Martin Fowler writes about “Software Development Attitudes”:http://www.martinfowler.com/bliki/SoftwareDevelopmentAttitude.html, distinguishing between Directers and Enablers. That links nicely with something Ward Cunningham said about “problems vs. difficulties”:http://www.artima.com/intv/simplest.html.
As Martin says, some people like tools that force the issue, so you can’t do Bad Things or ignore failures, and some people like tools that make new concepts possible. Then he says,
bq. You might think that all restrictions on what a developer does imply a directing attitude, but it’s not that simple. As an example, consider memory management. You can think of this as a directing feature: programmers can’t be trusted to manage memory correctly so take away their ability to allocate memory. But I look at memory management as an enabling technology – it takes away something I don’t want to worry about, so I can concentrate better on those things I do care about.
Which, to me, maps nicely to Ward’s view on problems.
bq. A friend of mine once said that there are problems and there are difficulties. A problem is something you savor. You say, “Well that’s an interesting problem. Let me think about that problem a while.” You enjoy thinking about it, because when you find the solution to the problem, it’s enlightening.
bq. And then there are difficulties. Computers are famous for difficulties. A difficulty is just a blockage from progress. You have to try a lot of things. When you finally find what works, it doesn’t tell you a thing. It won’t be the same tomorrow. Getting the computer to work is so often dealing with difficulties.

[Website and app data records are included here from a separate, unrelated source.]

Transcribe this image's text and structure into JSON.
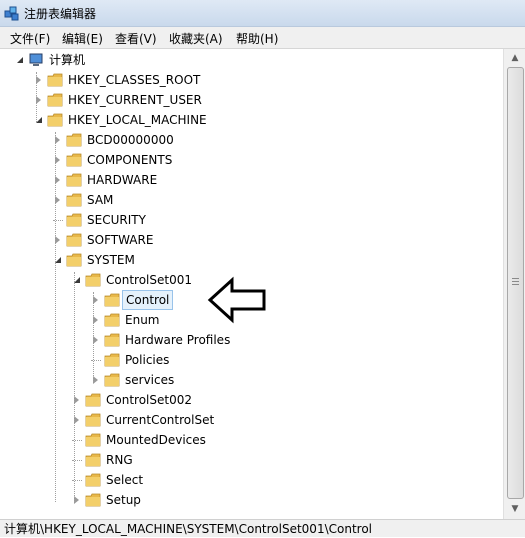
{
  "window": {
    "title": "注册表编辑器"
  },
  "menu": [
    {
      "label": "文件(F)"
    },
    {
      "label": "编辑(E)"
    },
    {
      "label": "查看(V)"
    },
    {
      "label": "收藏夹(A)"
    },
    {
      "label": "帮助(H)"
    }
  ],
  "tree": [
    {
      "label": "计算机",
      "level": 0,
      "state": "open",
      "icon": "computer-icon"
    },
    {
      "label": "HKEY_CLASSES_ROOT",
      "level": 1,
      "state": "closed"
    },
    {
      "label": "HKEY_CURRENT_USER",
      "level": 1,
      "state": "closed"
    },
    {
      "label": "HKEY_LOCAL_MACHINE",
      "level": 1,
      "state": "open"
    },
    {
      "label": "BCD00000000",
      "level": 2,
      "state": "closed"
    },
    {
      "label": "COMPONENTS",
      "level": 2,
      "state": "closed"
    },
    {
      "label": "HARDWARE",
      "level": 2,
      "state": "closed"
    },
    {
      "label": "SAM",
      "level": 2,
      "state": "closed"
    },
    {
      "label": "SECURITY",
      "level": 2,
      "state": "none"
    },
    {
      "label": "SOFTWARE",
      "level": 2,
      "state": "closed"
    },
    {
      "label": "SYSTEM",
      "level": 2,
      "state": "open"
    },
    {
      "label": "ControlSet001",
      "level": 3,
      "state": "open"
    },
    {
      "label": "Control",
      "level": 4,
      "state": "closed",
      "selected": true
    },
    {
      "label": "Enum",
      "level": 4,
      "state": "closed"
    },
    {
      "label": "Hardware Profiles",
      "level": 4,
      "state": "closed"
    },
    {
      "label": "Policies",
      "level": 4,
      "state": "none"
    },
    {
      "label": "services",
      "level": 4,
      "state": "closed"
    },
    {
      "label": "ControlSet002",
      "level": 3,
      "state": "closed"
    },
    {
      "label": "CurrentControlSet",
      "level": 3,
      "state": "closed"
    },
    {
      "label": "MountedDevices",
      "level": 3,
      "state": "none"
    },
    {
      "label": "RNG",
      "level": 3,
      "state": "none"
    },
    {
      "label": "Select",
      "level": 3,
      "state": "none"
    },
    {
      "label": "Setup",
      "level": 3,
      "state": "closed"
    }
  ],
  "status": {
    "path": "计算机\\HKEY_LOCAL_MACHINE\\SYSTEM\\ControlSet001\\Control"
  },
  "colors": {
    "folder": "#e8b84a",
    "selection_bg": "#e5f1fb",
    "selection_border": "#99c3ea"
  }
}
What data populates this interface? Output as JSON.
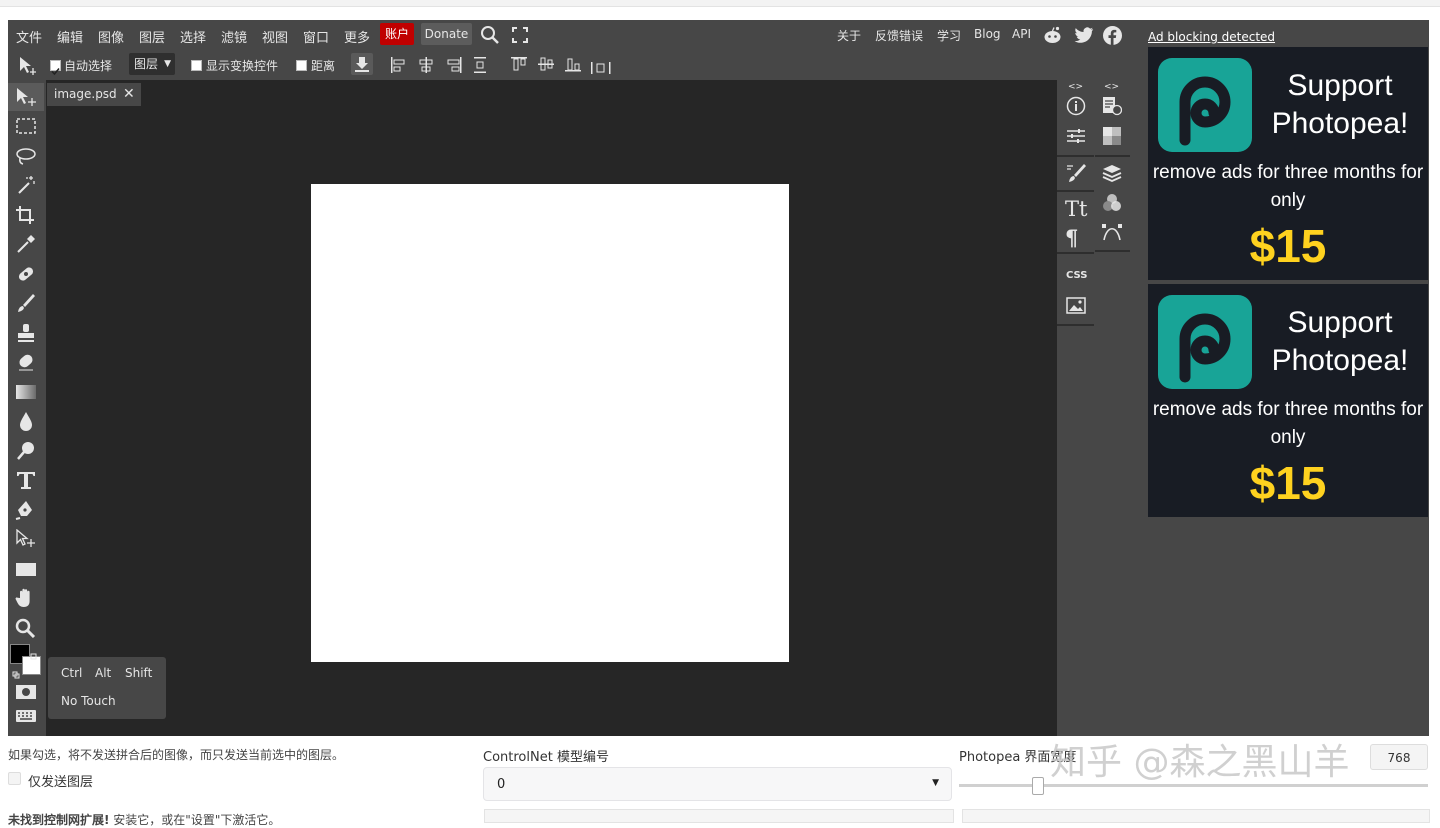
{
  "menubar": {
    "items": [
      "文件",
      "编辑",
      "图像",
      "图层",
      "选择",
      "滤镜",
      "视图",
      "窗口",
      "更多"
    ],
    "account": "账户",
    "donate": "Donate",
    "right_items": [
      "关于",
      "反馈错误",
      "学习",
      "Blog",
      "API"
    ]
  },
  "options": {
    "auto_select_label": "自动选择",
    "auto_select_checked": true,
    "layer_select_value": "图层",
    "transform_controls_label": "显示变换控件",
    "distance_label": "距离"
  },
  "document": {
    "tab_name": "image.psd"
  },
  "keys": {
    "modifiers": [
      "Ctrl",
      "Alt",
      "Shift"
    ],
    "touch": "No Touch"
  },
  "right_panel": {
    "css_label": "CSS"
  },
  "ads": {
    "blocking_notice": "Ad blocking detected",
    "cards": [
      {
        "title_line1": "Support",
        "title_line2": "Photopea!",
        "subtitle": "remove ads for three months for only",
        "price": "$15"
      },
      {
        "title_line1": "Support",
        "title_line2": "Photopea!",
        "subtitle": "remove ads for three months for only",
        "price": "$15"
      }
    ],
    "accent_color": "#18a497",
    "price_color": "#ffd21f"
  },
  "lower": {
    "hint": "如果勾选，将不发送拼合后的图像，而只发送当前选中的图层。",
    "only_send_layer_label": "仅发送图层",
    "controlnet_label": "ControlNet 模型编号",
    "controlnet_value": "0",
    "photopea_label": "Photopea 界面宽度",
    "photopea_value": "768",
    "partial_warning_bold": "未找到控制网扩展!",
    "partial_warning": " 安装它，或在\"设置\"下激活它。"
  },
  "watermark": "知乎 @森之黑山羊"
}
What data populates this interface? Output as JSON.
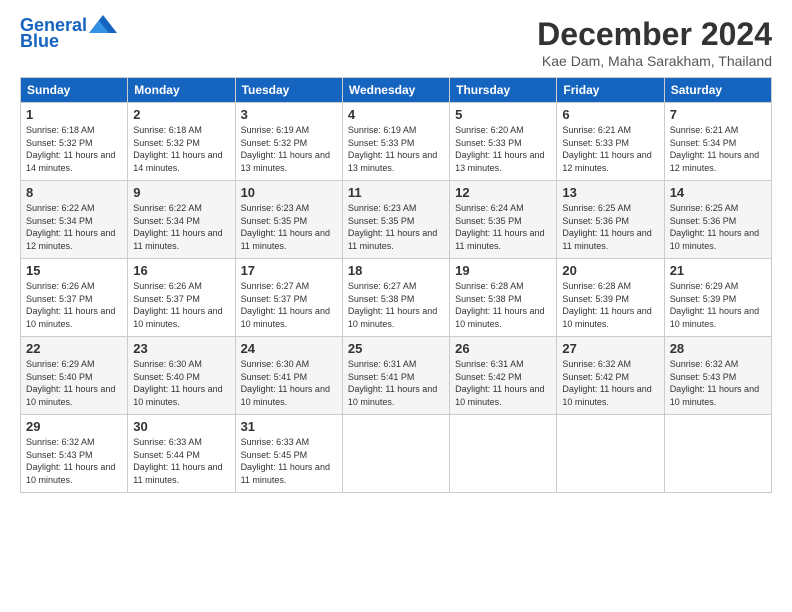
{
  "logo": {
    "line1": "General",
    "line2": "Blue"
  },
  "title": "December 2024",
  "location": "Kae Dam, Maha Sarakham, Thailand",
  "headers": [
    "Sunday",
    "Monday",
    "Tuesday",
    "Wednesday",
    "Thursday",
    "Friday",
    "Saturday"
  ],
  "weeks": [
    [
      {
        "day": "1",
        "sunrise": "6:18 AM",
        "sunset": "5:32 PM",
        "daylight": "11 hours and 14 minutes."
      },
      {
        "day": "2",
        "sunrise": "6:18 AM",
        "sunset": "5:32 PM",
        "daylight": "11 hours and 14 minutes."
      },
      {
        "day": "3",
        "sunrise": "6:19 AM",
        "sunset": "5:32 PM",
        "daylight": "11 hours and 13 minutes."
      },
      {
        "day": "4",
        "sunrise": "6:19 AM",
        "sunset": "5:33 PM",
        "daylight": "11 hours and 13 minutes."
      },
      {
        "day": "5",
        "sunrise": "6:20 AM",
        "sunset": "5:33 PM",
        "daylight": "11 hours and 13 minutes."
      },
      {
        "day": "6",
        "sunrise": "6:21 AM",
        "sunset": "5:33 PM",
        "daylight": "11 hours and 12 minutes."
      },
      {
        "day": "7",
        "sunrise": "6:21 AM",
        "sunset": "5:34 PM",
        "daylight": "11 hours and 12 minutes."
      }
    ],
    [
      {
        "day": "8",
        "sunrise": "6:22 AM",
        "sunset": "5:34 PM",
        "daylight": "11 hours and 12 minutes."
      },
      {
        "day": "9",
        "sunrise": "6:22 AM",
        "sunset": "5:34 PM",
        "daylight": "11 hours and 11 minutes."
      },
      {
        "day": "10",
        "sunrise": "6:23 AM",
        "sunset": "5:35 PM",
        "daylight": "11 hours and 11 minutes."
      },
      {
        "day": "11",
        "sunrise": "6:23 AM",
        "sunset": "5:35 PM",
        "daylight": "11 hours and 11 minutes."
      },
      {
        "day": "12",
        "sunrise": "6:24 AM",
        "sunset": "5:35 PM",
        "daylight": "11 hours and 11 minutes."
      },
      {
        "day": "13",
        "sunrise": "6:25 AM",
        "sunset": "5:36 PM",
        "daylight": "11 hours and 11 minutes."
      },
      {
        "day": "14",
        "sunrise": "6:25 AM",
        "sunset": "5:36 PM",
        "daylight": "11 hours and 10 minutes."
      }
    ],
    [
      {
        "day": "15",
        "sunrise": "6:26 AM",
        "sunset": "5:37 PM",
        "daylight": "11 hours and 10 minutes."
      },
      {
        "day": "16",
        "sunrise": "6:26 AM",
        "sunset": "5:37 PM",
        "daylight": "11 hours and 10 minutes."
      },
      {
        "day": "17",
        "sunrise": "6:27 AM",
        "sunset": "5:37 PM",
        "daylight": "11 hours and 10 minutes."
      },
      {
        "day": "18",
        "sunrise": "6:27 AM",
        "sunset": "5:38 PM",
        "daylight": "11 hours and 10 minutes."
      },
      {
        "day": "19",
        "sunrise": "6:28 AM",
        "sunset": "5:38 PM",
        "daylight": "11 hours and 10 minutes."
      },
      {
        "day": "20",
        "sunrise": "6:28 AM",
        "sunset": "5:39 PM",
        "daylight": "11 hours and 10 minutes."
      },
      {
        "day": "21",
        "sunrise": "6:29 AM",
        "sunset": "5:39 PM",
        "daylight": "11 hours and 10 minutes."
      }
    ],
    [
      {
        "day": "22",
        "sunrise": "6:29 AM",
        "sunset": "5:40 PM",
        "daylight": "11 hours and 10 minutes."
      },
      {
        "day": "23",
        "sunrise": "6:30 AM",
        "sunset": "5:40 PM",
        "daylight": "11 hours and 10 minutes."
      },
      {
        "day": "24",
        "sunrise": "6:30 AM",
        "sunset": "5:41 PM",
        "daylight": "11 hours and 10 minutes."
      },
      {
        "day": "25",
        "sunrise": "6:31 AM",
        "sunset": "5:41 PM",
        "daylight": "11 hours and 10 minutes."
      },
      {
        "day": "26",
        "sunrise": "6:31 AM",
        "sunset": "5:42 PM",
        "daylight": "11 hours and 10 minutes."
      },
      {
        "day": "27",
        "sunrise": "6:32 AM",
        "sunset": "5:42 PM",
        "daylight": "11 hours and 10 minutes."
      },
      {
        "day": "28",
        "sunrise": "6:32 AM",
        "sunset": "5:43 PM",
        "daylight": "11 hours and 10 minutes."
      }
    ],
    [
      {
        "day": "29",
        "sunrise": "6:32 AM",
        "sunset": "5:43 PM",
        "daylight": "11 hours and 10 minutes."
      },
      {
        "day": "30",
        "sunrise": "6:33 AM",
        "sunset": "5:44 PM",
        "daylight": "11 hours and 11 minutes."
      },
      {
        "day": "31",
        "sunrise": "6:33 AM",
        "sunset": "5:45 PM",
        "daylight": "11 hours and 11 minutes."
      },
      null,
      null,
      null,
      null
    ]
  ]
}
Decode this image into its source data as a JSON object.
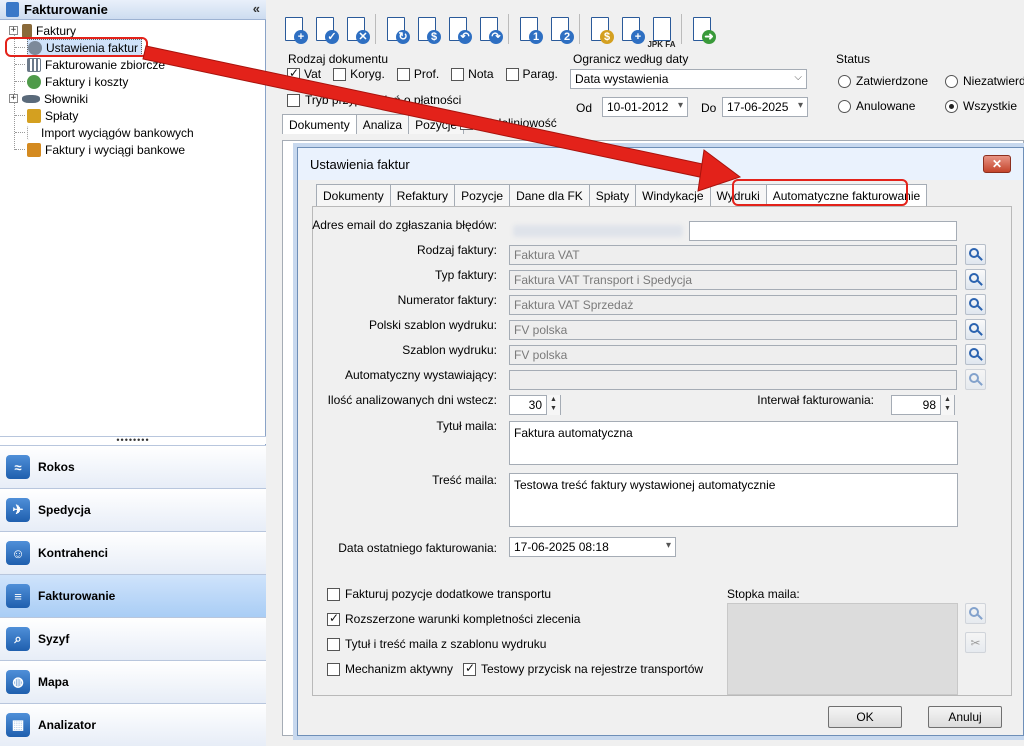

To me, memory management is a difficulty. A fiddly task to perform because we don’t after all have infinite RAM. It once took me three weeks to chase a memory smash in a (very well written) runtime library I was working with. Do I miss it? Hell, no. I think the same case could even be made for static typing. A good type system, such as “the one I trained on”:http://research.compaq.com/SRC/modula-3/html/home.html, should help to focus your code and make it more expressive.